Douglas Cooper’s zeal as a collector and passion as a connoisseur led him to acquire a series of seminal Cubist works and an enviable art collection. The latter included the works of artist friends such as Picasso, Léger, Braque and Juan Gris, who died in 1927 too early for Cooper to meet in person. This exhibition, commissioned by the Kunstmuseum of Basel in 1987, has the merit of bringing together a collection that was scattered among museums and private collections on his death in 1987. Now, three years later, the County Museum and Houston Museum of Fine Arts are putting on show a condensed version until April 21. Their exhibition follows Cubism from its beginnings, with the monumental “Three figures under a tree”, painted by Picasso between 1907 and1908, after the prophetic “Demoiselles”, together with a series of thirty-four paintings, collages, water-colours and drawings executed between 1901 and 1962. The ten Braques include a late work (1952- 55), “Studio VIII”, that exemplifies the painter’s painstaking attitude to his work. At that time, he was attracted by the depths of the sea, intriguing interiors and the flight of birds. “Portrait of the Artist’s mother” painted by Gris in 1912 shows the artist intent on rediscovering his predecessor Cézanne. Léger’s unorthodox interpretation of Cubism, shot through with mystic and futuristic echoes, formed the subject of a memorable exhibition put on by Cooper in Paris in 1982, “Contrastes de formes, 1912-15”. Of all the twenty-eight works exhibited, this is best illustrated by the gouache “Still life on a table” (1914). A moody “Composition” marks the year 1936, when “Le nouveau realisme continue”, a work of theoretical and poetical reflections, was published.

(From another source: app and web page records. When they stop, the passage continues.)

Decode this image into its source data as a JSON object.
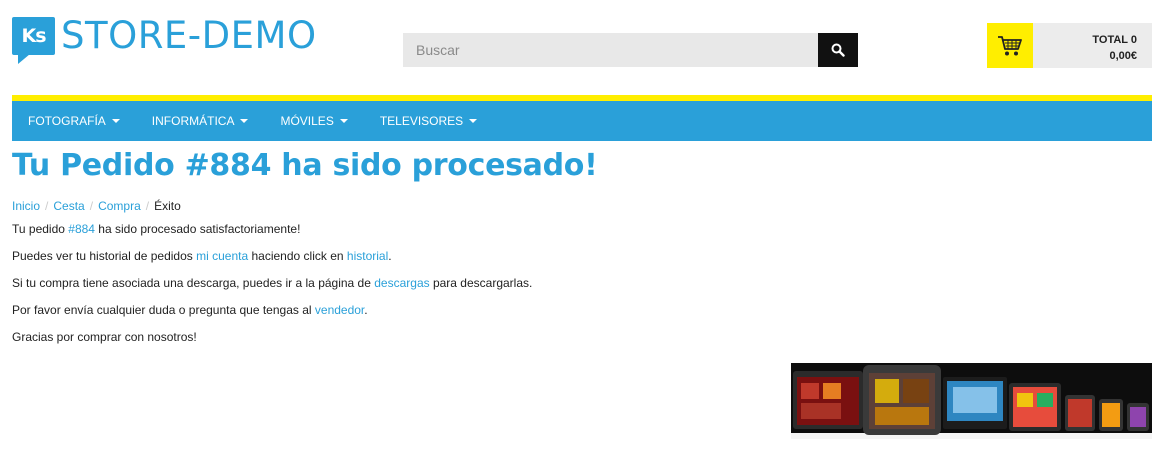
{
  "logo": {
    "badge": "Ks",
    "text": "STORE-DEMO"
  },
  "search": {
    "placeholder": "Buscar",
    "icon": "search-icon"
  },
  "cart": {
    "total_label": "TOTAL 0",
    "amount": "0,00€",
    "icon": "shopping-cart-icon"
  },
  "colors": {
    "brand_blue": "#2aa0d9",
    "accent_yellow": "#ffee00"
  },
  "nav": {
    "items": [
      {
        "label": "FOTOGRAFÍA"
      },
      {
        "label": "INFORMÁTICA"
      },
      {
        "label": "MÓVILES"
      },
      {
        "label": "TELEVISORES"
      }
    ]
  },
  "page": {
    "title": "Tu Pedido #884 ha sido procesado!",
    "breadcrumb": [
      "Inicio",
      "Cesta",
      "Compra",
      "Éxito"
    ],
    "p1": {
      "before": "Tu pedido ",
      "link": "#884",
      "after": " ha sido procesado satisfactoriamente!"
    },
    "p2": {
      "before": "Puedes ver tu historial de pedidos ",
      "link1": "mi cuenta",
      "middle": " haciendo click en ",
      "link2": "historial",
      "after": "."
    },
    "p3": {
      "before": "Si tu compra tiene asociada una descarga, puedes ir a la página de ",
      "link": "descargas",
      "after": " para descargarlas."
    },
    "p4": {
      "before": "Por favor envía cualquier duda o pregunta que tengas al ",
      "link": "vendedor",
      "after": "."
    },
    "p5": "Gracias por comprar con nosotros!"
  }
}
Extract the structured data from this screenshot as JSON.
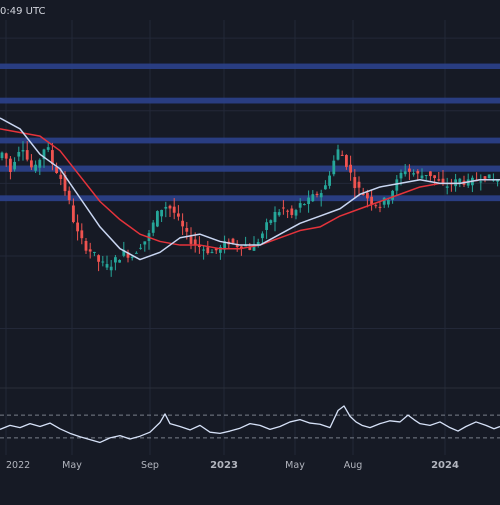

Originally appeared in The Art Newspaper as 'Douglas Cooper’s Cubists'